** Data records follows **

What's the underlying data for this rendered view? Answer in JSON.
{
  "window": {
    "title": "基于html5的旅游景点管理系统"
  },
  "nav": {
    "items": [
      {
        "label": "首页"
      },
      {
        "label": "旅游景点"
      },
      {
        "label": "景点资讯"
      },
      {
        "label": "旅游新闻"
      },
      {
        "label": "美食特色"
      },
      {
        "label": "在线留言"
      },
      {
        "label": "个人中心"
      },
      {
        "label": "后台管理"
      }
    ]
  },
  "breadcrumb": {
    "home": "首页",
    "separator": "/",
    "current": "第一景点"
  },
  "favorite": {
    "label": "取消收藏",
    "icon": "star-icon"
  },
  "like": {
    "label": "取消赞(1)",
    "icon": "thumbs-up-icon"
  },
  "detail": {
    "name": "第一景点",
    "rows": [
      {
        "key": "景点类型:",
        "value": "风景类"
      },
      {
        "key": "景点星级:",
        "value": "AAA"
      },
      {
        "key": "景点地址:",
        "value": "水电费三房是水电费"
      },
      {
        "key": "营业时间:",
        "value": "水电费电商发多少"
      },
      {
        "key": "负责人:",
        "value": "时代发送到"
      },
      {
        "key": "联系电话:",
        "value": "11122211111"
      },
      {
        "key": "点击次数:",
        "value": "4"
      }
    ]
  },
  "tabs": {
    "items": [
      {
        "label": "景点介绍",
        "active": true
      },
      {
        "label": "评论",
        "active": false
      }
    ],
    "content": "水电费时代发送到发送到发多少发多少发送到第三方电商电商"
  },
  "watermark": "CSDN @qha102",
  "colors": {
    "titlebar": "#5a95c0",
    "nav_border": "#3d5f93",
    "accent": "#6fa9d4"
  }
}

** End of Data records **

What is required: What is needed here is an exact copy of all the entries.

Solution:
What's the underlying data for this rendered view? Answer in JSON.
{
  "window": {
    "title": "基于html5的旅游景点管理系统"
  },
  "nav": {
    "items": [
      {
        "label": "首页"
      },
      {
        "label": "旅游景点"
      },
      {
        "label": "景点资讯"
      },
      {
        "label": "旅游新闻"
      },
      {
        "label": "美食特色"
      },
      {
        "label": "在线留言"
      },
      {
        "label": "个人中心"
      },
      {
        "label": "后台管理"
      }
    ]
  },
  "breadcrumb": {
    "home": "首页",
    "separator": "/",
    "current": "第一景点"
  },
  "favorite": {
    "label": "取消收藏",
    "icon": "star-icon"
  },
  "like": {
    "label": "取消赞(1)",
    "icon": "thumbs-up-icon"
  },
  "detail": {
    "name": "第一景点",
    "rows": [
      {
        "key": "景点类型:",
        "value": "风景类"
      },
      {
        "key": "景点星级:",
        "value": "AAA"
      },
      {
        "key": "景点地址:",
        "value": "水电费三房是水电费"
      },
      {
        "key": "营业时间:",
        "value": "水电费电商发多少"
      },
      {
        "key": "负责人:",
        "value": "时代发送到"
      },
      {
        "key": "联系电话:",
        "value": "11122211111"
      },
      {
        "key": "点击次数:",
        "value": "4"
      }
    ]
  },
  "tabs": {
    "items": [
      {
        "label": "景点介绍",
        "active": true
      },
      {
        "label": "评论",
        "active": false
      }
    ],
    "content": "水电费时代发送到发送到发多少发多少发送到第三方电商电商"
  },
  "watermark": "CSDN @qha102",
  "colors": {
    "titlebar": "#5a95c0",
    "nav_border": "#3d5f93",
    "accent": "#6fa9d4"
  }
}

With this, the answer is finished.